Updated: Friday, 14 May 2010 18:17

A fan's-eye view of the impressive Aviva Stadium Ray Houghton said he'd give up his Euro '88 goal against England to play in the opening game... Hmmm, Ray. We don't really believe you! The new stadium is even equipped with a dentist's chair just in case Gazza turns up for a charity fixture
A fan's-eye view of the impressive Aviva Stadium Ray Houghton said he'd give up his Euro '88 goal against England to play in the opening game... Hmmm, Ray. We don't really believe you! The new stadium is even equipped with a dentist's chair just in case Gazza turns up for a charity fixture

The old Lansdowne Road is gone but Irish sporting chiefs have vowed that it will not be forgotten.

At the official opening of the revamped ground, rugby and soccer fans were challenged to revive the infamous roar at the rebranded Aviva Stadium which sweeps across Dublin's skyline.

Sporting legends even revealed they wished they could turn back time and have a game at the spectacular new state of the art venue.

Former international footballer Ray Houghton said he would do anything to have played in the first game - and would consider giving up his historic goal against England.

'It was a great privilege and pleasure to play for Ireland and score that goal against England, but I'd give up a lot of that to play the first game here, that's for sure,' he said.

'It's a world-class facility and anyone who comes here will be overwhelmed.
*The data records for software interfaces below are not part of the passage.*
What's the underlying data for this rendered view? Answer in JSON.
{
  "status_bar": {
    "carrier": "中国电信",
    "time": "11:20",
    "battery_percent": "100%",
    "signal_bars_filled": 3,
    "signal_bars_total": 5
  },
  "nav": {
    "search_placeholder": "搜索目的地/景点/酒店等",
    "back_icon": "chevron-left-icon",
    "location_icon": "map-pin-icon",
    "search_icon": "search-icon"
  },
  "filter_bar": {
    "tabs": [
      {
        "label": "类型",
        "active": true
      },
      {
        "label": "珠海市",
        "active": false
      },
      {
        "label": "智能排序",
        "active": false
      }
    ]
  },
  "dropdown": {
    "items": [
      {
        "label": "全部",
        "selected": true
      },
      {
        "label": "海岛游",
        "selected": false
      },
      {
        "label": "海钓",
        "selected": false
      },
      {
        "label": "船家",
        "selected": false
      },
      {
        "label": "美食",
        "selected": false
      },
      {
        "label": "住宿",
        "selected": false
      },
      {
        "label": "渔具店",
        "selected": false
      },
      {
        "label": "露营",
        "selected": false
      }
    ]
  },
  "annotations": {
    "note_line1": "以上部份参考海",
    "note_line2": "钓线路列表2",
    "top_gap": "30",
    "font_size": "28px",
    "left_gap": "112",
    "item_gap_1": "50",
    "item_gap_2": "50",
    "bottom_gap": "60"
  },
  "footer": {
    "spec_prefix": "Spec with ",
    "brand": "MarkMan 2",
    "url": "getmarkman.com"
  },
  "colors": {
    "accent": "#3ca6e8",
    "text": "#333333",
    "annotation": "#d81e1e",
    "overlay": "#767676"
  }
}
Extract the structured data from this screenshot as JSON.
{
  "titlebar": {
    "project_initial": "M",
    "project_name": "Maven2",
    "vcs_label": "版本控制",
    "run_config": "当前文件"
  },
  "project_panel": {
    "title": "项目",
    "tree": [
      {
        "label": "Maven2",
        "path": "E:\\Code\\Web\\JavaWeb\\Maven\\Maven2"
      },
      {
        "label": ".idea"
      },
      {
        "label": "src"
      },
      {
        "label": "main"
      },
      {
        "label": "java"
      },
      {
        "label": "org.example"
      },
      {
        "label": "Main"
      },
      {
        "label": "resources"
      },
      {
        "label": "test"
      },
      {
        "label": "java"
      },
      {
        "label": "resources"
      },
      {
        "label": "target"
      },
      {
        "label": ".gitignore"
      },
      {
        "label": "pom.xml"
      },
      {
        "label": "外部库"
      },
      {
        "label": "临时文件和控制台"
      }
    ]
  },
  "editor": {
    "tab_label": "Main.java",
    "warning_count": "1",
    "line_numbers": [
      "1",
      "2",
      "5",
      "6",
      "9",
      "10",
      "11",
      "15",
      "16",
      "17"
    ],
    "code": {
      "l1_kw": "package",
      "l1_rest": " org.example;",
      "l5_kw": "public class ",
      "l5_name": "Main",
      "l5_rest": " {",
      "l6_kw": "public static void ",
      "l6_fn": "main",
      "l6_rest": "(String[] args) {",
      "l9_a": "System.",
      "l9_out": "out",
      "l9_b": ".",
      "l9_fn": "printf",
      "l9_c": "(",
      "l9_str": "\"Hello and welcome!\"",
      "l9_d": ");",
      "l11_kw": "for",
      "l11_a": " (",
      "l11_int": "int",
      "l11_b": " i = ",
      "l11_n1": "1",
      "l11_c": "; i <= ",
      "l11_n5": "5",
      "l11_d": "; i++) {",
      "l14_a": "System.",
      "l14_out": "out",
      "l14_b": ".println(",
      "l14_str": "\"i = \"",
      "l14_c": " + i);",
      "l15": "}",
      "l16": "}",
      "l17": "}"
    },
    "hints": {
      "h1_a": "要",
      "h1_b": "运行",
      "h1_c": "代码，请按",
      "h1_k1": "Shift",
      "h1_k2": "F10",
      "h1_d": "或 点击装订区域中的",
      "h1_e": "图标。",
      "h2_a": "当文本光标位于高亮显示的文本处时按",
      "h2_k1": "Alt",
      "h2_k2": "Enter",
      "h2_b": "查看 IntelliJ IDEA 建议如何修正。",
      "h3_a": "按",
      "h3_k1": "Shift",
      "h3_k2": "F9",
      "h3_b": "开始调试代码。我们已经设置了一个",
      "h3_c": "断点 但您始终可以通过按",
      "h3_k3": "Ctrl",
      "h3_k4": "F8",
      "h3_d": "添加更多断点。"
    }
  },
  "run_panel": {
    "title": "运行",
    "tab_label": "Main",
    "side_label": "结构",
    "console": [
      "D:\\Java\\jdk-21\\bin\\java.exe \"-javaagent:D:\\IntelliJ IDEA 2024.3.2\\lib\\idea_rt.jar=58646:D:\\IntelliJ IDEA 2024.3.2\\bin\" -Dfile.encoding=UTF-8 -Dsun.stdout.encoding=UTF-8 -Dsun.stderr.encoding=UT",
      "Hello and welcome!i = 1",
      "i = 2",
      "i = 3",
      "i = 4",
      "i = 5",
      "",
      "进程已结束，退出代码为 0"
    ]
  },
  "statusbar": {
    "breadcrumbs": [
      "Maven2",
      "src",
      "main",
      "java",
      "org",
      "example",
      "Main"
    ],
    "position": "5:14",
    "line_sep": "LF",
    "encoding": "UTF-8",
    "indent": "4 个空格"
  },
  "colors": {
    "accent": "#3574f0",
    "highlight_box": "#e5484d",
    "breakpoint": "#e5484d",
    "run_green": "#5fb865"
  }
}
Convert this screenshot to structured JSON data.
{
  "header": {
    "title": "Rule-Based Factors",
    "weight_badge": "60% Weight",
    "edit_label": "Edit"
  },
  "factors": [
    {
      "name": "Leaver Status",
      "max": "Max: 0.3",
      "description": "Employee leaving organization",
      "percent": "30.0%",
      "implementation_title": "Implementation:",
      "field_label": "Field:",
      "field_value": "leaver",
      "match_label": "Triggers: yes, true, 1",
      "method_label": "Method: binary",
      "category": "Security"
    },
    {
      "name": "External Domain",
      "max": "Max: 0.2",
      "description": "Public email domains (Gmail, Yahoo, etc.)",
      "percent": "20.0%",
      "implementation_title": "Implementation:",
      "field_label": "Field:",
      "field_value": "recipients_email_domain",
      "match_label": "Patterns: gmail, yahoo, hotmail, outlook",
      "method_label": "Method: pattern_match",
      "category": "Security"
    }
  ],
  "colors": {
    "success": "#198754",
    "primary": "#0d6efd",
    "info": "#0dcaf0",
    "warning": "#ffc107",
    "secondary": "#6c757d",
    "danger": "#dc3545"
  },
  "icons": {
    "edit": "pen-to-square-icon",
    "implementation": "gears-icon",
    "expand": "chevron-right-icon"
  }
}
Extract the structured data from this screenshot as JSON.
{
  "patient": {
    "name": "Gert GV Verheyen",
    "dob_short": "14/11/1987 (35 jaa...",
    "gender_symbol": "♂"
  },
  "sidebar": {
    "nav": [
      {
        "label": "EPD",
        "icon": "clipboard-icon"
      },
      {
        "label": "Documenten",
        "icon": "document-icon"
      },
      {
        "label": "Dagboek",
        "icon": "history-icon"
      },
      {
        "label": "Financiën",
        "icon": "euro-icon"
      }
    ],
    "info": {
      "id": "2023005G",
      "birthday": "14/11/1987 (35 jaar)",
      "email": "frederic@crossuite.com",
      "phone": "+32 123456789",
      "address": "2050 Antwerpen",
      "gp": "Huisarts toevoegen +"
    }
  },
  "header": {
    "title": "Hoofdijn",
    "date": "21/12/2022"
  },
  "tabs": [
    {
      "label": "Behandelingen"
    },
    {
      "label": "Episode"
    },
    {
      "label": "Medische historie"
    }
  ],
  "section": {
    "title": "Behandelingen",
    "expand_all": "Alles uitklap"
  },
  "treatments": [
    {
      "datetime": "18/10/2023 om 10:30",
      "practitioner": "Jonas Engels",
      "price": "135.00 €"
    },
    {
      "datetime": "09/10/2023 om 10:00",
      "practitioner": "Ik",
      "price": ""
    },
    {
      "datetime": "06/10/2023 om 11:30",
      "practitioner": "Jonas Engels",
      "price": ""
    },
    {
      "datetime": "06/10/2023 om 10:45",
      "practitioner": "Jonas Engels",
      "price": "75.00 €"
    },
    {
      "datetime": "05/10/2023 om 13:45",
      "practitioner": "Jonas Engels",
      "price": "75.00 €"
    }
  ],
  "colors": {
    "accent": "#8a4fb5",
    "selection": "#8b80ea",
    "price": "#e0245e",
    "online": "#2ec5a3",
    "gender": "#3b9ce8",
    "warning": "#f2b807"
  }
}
We're going to have some fantastic games and some fantastic memories in the future.'

The sun glistened on the newly-laid pitch as the Irish Rugby Football Union (IRFU) and the Football Association of Ireland (FAI) officially opened their new shared home on the site of Lansdowne's hallowed turf.

It took three years to remove the much-loved ground and replace it with a €410million 50,000-seater stadium.

The IRFU's Philip Browne said his hunt for a new home for Irish rugby and football began in 1994 - and brought him back to the the south side of Dublin.

He hopes the world-class piece of sporting infrastructure will stage the Heineken Cup final in 2013.

'It is a financial engine to drive the sport of rugby and soccer for the next 40 years,' he said.

'I've no concerns or qualms whatsoever about the capacity or the ability of this facility to do that for us.'

The breathtaking structure can be seen from across the city, with three high tiers towering over 3,000 seats in the ground level Havelock Square end.

With top-class facilities for fans - 650 toilets and 69 kiosks and bars serving up 1,000 pints - international players used to living in luxury will also feel at home.

The revamp, which took four million man hours and employed 6,000 people, boasts indoor grass-covered warm-up areas for both the home and away teams, a medical room with beds, a dentist chair, drug testing area and an x-ray, large dressing rooms with TV screens and a shower room with a hydrotherapy pool.

Up to 30,000 people are expected at the first fixture at the ground between a Connacht/Munster and Leinster/Ulster rugby selection on 31 July.

But a sell-out is expected when football giants Manchester United take on an Airtricity League selection on August 4, closely followed with an Irish international soccer game against Argentina.